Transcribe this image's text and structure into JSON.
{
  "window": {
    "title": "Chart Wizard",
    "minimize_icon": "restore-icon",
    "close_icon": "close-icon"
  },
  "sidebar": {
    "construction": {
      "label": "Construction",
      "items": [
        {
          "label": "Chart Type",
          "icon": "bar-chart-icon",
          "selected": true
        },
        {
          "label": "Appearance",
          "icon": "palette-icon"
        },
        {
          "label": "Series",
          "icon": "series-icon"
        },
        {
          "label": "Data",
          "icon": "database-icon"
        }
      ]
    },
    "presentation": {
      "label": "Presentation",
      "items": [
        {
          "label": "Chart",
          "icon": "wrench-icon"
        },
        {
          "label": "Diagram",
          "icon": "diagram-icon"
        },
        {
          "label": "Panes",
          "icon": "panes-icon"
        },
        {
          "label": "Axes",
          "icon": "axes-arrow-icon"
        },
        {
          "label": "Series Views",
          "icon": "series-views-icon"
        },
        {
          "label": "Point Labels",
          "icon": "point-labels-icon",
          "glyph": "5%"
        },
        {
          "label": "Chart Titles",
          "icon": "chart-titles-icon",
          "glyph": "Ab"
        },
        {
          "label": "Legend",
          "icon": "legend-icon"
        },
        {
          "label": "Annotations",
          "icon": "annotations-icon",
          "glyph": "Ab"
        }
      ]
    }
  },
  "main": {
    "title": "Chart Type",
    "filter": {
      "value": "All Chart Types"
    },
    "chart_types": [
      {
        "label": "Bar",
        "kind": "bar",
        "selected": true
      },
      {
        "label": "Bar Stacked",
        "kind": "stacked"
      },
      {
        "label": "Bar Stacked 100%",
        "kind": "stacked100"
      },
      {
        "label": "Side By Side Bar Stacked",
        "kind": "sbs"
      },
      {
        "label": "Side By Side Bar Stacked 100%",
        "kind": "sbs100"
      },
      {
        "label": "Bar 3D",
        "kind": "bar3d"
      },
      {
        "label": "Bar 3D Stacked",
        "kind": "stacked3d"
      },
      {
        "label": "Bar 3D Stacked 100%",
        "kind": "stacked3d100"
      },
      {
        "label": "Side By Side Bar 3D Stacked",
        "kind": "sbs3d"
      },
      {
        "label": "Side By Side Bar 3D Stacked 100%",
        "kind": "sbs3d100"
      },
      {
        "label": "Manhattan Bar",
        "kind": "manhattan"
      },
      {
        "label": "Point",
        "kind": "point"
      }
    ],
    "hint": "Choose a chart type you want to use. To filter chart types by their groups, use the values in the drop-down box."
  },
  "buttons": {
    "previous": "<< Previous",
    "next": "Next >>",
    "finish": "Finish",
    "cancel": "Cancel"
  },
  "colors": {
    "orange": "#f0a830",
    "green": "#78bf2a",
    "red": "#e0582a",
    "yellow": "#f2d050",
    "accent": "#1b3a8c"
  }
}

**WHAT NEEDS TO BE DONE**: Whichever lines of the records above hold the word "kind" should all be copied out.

**RESPONSE**:
        "kind": "bar",
        "kind": "stacked"
        "kind": "stacked100"
        "kind": "sbs"
        "kind": "sbs100"
        "kind": "bar3d"
        "kind": "stacked3d"
        "kind": "stacked3d100"
        "kind": "sbs3d"
        "kind": "sbs3d100"
        "kind": "manhattan"
        "kind": "point"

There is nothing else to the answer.